This episode originally aired on June 16th, 2017.
On this edition of It’s Hot In Here, regular host Chris Askew-Merwin is joined via telephone by Lloyd Khan. Lloyd is an author and the editor-in-chief of Shelter Publications.
His most recent book is “Small Homes: The Right Size” a recent book detailing the recent housing trend of small homes. Small Homes are houses that are larger than “tiny”, but smaller than the national average. They are typically energy efficient and cheap to produce and maintain. His new book details over 60 of them, and is complete with interior and exterior photographs.
This is a fascinating episode of It’s Hot in Here, and we’re glad to give listeners a chance to listen to an expert on the growing phenomenon of small homes.
Our story begins One Dark Night…
For those in the know, a repertory theater without a show staged that evening is experiencing a “dark night.” Back when Joseph Zettlemaier was a young intern from Georgia at the famed Purple Rose Theater in Chelsea, Michigan, such down nights were dedicated to letting the wider production team try their hands at producing, directing and acting, through “Apprentice Dark Nights.” Joe wrote a bit, his friends and fellow apprentices acted it out. Now Joe is a playwrite, director, teacher, mentor, and member of Roustabout Theatre Troupe which sponsors popular new play readings and events in his new home of Milan, Michigan. And it is mostly because established actor and mentor Jeff Daniels said to him that dark night: “I like it. Give me a hundred pages.”
Later that same summer, says Joe, Playwrite Lanford Wilson found himself in and around Motor City…without himself knowing how to drive. Daniels saw an opportunity for Joe, and set him up as Wilson’s chauffeur for a few weeks. They talked, Lanford shared insights, Joe learned, they drove. Eventually Lanford got out of the car, but Joe kept driving toward a career in theatre, and has never looked back.
Now he is helping build out Michigan’s landscape for fostering artistic community, local innovation, and excellence in dramatic arts. When The Penny Seats Theater Company contacted him to ask if he had a play appropriate for performance out of doors, he knew this would be the premiere of his “Renaissance Man.” This adaptation of Shakespeare’s Macbeth takes horror and turns it to comedy, set in a contemporary Renaissance Festival. Zettlemaier researched the play by traveling to Ren Fairs in Wisconsin, Georgia and throughout Michigan, and interviewing career “rennies” and local fans or participants alike. It was time to set the show in motion.
The cast features the talents of Patrick Loos, Kelly Rose Voigt, Robert Shore, David Galido, Annie Dilworth, and Julia Garlotte who is also the show’s sound designer and is responsible for much of the amazingly curated music we here in the play, and on our show today (tracks from Silent Lion, the Breton’s march by Jem ‘n Em, and the mesmerizing beat of Ships are Jivin’ by Passages).

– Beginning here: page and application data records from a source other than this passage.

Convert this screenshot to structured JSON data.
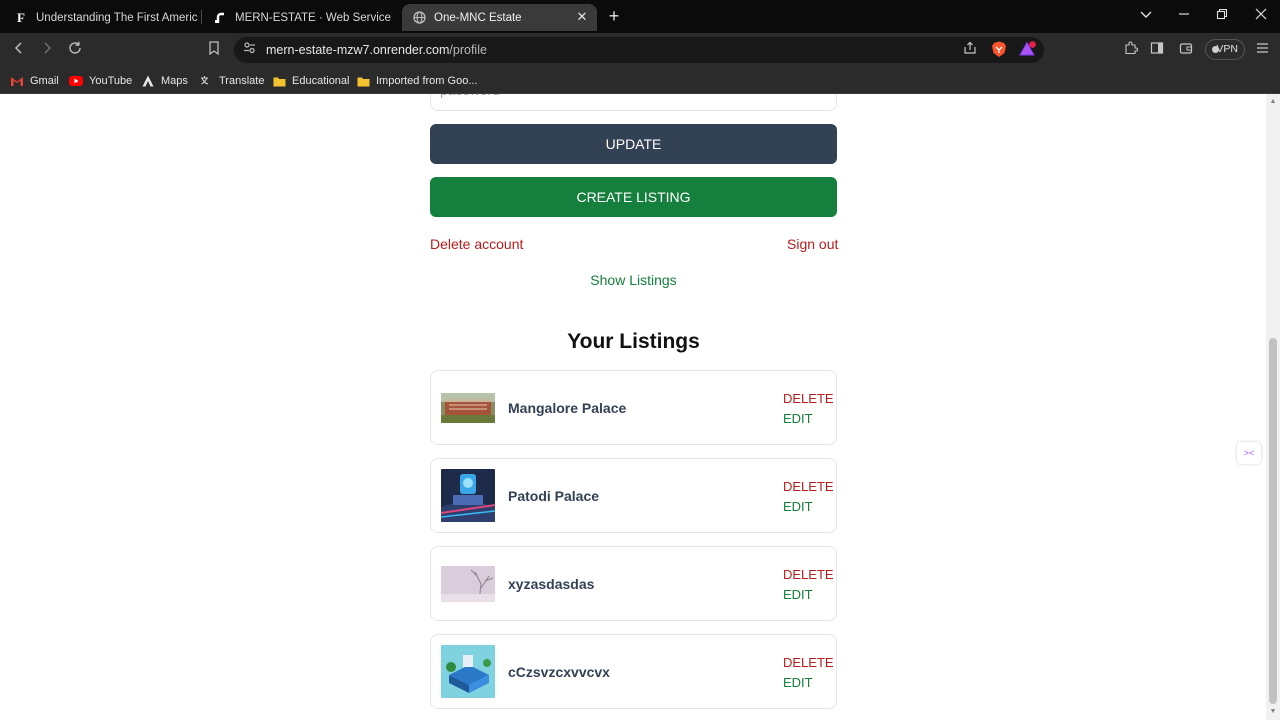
{
  "browser": {
    "tabs": [
      {
        "title": "Understanding The First American Fi",
        "favicon": "letter-F-icon"
      },
      {
        "title": "MERN-ESTATE · Web Service · Rend",
        "favicon": "render-icon"
      },
      {
        "title": "One-MNC Estate",
        "favicon": "globe-icon",
        "active": true
      }
    ],
    "url_host": "mern-estate-mzw7.onrender.com",
    "url_path": "/profile",
    "vpn_label": "VPN",
    "brave_badge": "1",
    "bookmarks": [
      {
        "label": "Gmail",
        "icon": "gmail-icon"
      },
      {
        "label": "YouTube",
        "icon": "youtube-icon"
      },
      {
        "label": "Maps",
        "icon": "maps-icon"
      },
      {
        "label": "Translate",
        "icon": "translate-icon"
      },
      {
        "label": "Educational",
        "icon": "folder-icon"
      },
      {
        "label": "Imported from Goo...",
        "icon": "folder-icon"
      }
    ]
  },
  "profile": {
    "password_placeholder": "password",
    "update_label": "UPDATE",
    "create_listing_label": "CREATE LISTING",
    "delete_account_label": "Delete account",
    "sign_out_label": "Sign out",
    "show_listings_label": "Show Listings",
    "your_listings_heading": "Your Listings",
    "listings": [
      {
        "name": "Mangalore Palace",
        "delete_label": "DELETE",
        "edit_label": "EDIT",
        "thumb": "palace-photo"
      },
      {
        "name": "Patodi Palace",
        "delete_label": "DELETE",
        "edit_label": "EDIT",
        "thumb": "tech-building-art"
      },
      {
        "name": "xyzasdasdas",
        "delete_label": "DELETE",
        "edit_label": "EDIT",
        "thumb": "winter-tree-photo"
      },
      {
        "name": "cCzsvzcxvvcvx",
        "delete_label": "DELETE",
        "edit_label": "EDIT",
        "thumb": "isometric-building-art"
      }
    ]
  },
  "colors": {
    "update_bg": "#334155",
    "create_bg": "#15803d",
    "danger": "#b91c1c",
    "success": "#15803d"
  }
}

The show also features lots of clang-y armor from Bent Sword Productions in Royal Oak, Michigan. And of course it unfolds against the backdrop of grasses and cattails and lawns we Penny Seats fans have come to love on a summer evening. One night last week, audience members showed up in full costume and relevant regalia, like goblets, candelabras, and so on. Substantiated Rumor has it others were pouring cold Rosé to help keep audience members cool and relaxed.

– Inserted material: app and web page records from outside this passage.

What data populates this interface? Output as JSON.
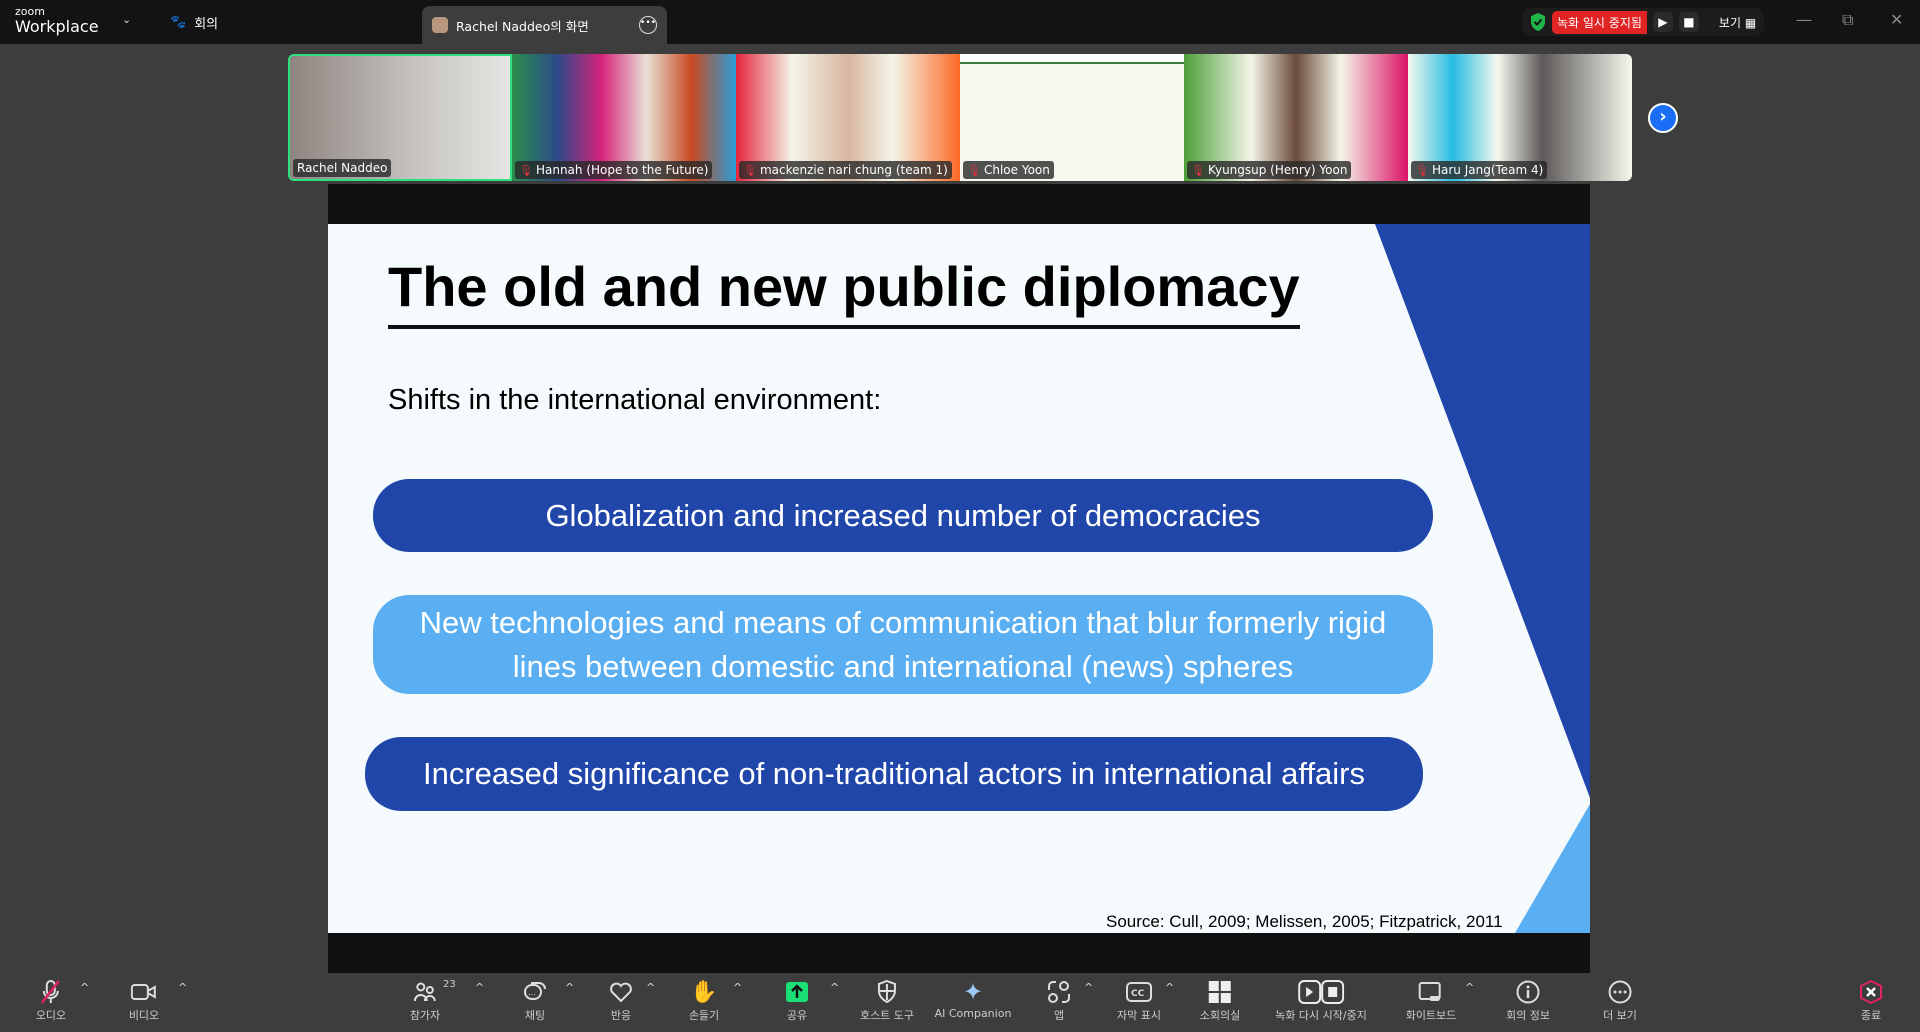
{
  "app": {
    "logo_small": "zoom",
    "logo_big": "Workplace",
    "meeting_label": "회의",
    "share_tab": "Rachel Naddeo의 화면",
    "recording_status": "녹화 일시 중지됨",
    "view_label": "보기"
  },
  "colors": {
    "slide_dark_blue": "#1f46a8",
    "slide_light_blue": "#5aaef2",
    "record_red": "#e02424",
    "share_green": "#1adf74",
    "end_red": "#e0245e",
    "active_speaker": "#2ee07f"
  },
  "participants": [
    {
      "name": "Rachel Naddeo",
      "muted": false,
      "active": true
    },
    {
      "name": "Hannah (Hope to the Future)",
      "muted": true
    },
    {
      "name": "mackenzie nari chung (team 1)",
      "muted": true
    },
    {
      "name": "Chloe Yoon",
      "muted": true
    },
    {
      "name": "Kyungsup (Henry) Yoon",
      "muted": true
    },
    {
      "name": "Haru Jang(Team 4)",
      "muted": true
    }
  ],
  "slide": {
    "title": "The old and new public diplomacy",
    "subtitle": "Shifts in the international environment:",
    "points": [
      "Globalization and increased number of democracies",
      "New technologies and means of communication that blur formerly rigid lines between domestic and international (news) spheres",
      "Increased significance of non-traditional actors in international affairs"
    ],
    "source": "Source: Cull, 2009; Melissen, 2005; Fitzpatrick, 2011"
  },
  "toolbar": {
    "audio": "오디오",
    "video": "비디오",
    "participants": "참가자",
    "participant_count": "23",
    "chat": "채팅",
    "reactions": "반응",
    "raise_hand": "손들기",
    "share": "공유",
    "host_tools": "호스트 도구",
    "ai_companion": "AI Companion",
    "apps": "앱",
    "captions": "자막 표시",
    "breakout": "소회의실",
    "recording": "녹화 다시 시작/중지",
    "whiteboard": "화이트보드",
    "meeting_info": "회의 정보",
    "more": "더 보기",
    "end": "종료"
  }
}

The company’s first Twilight show, which will open July 13, is Peter and the Starcatcher by the inimitable JM Barrie. If you want tickets you can buy them when you arrive in West Park, or get them in advance on their website box office.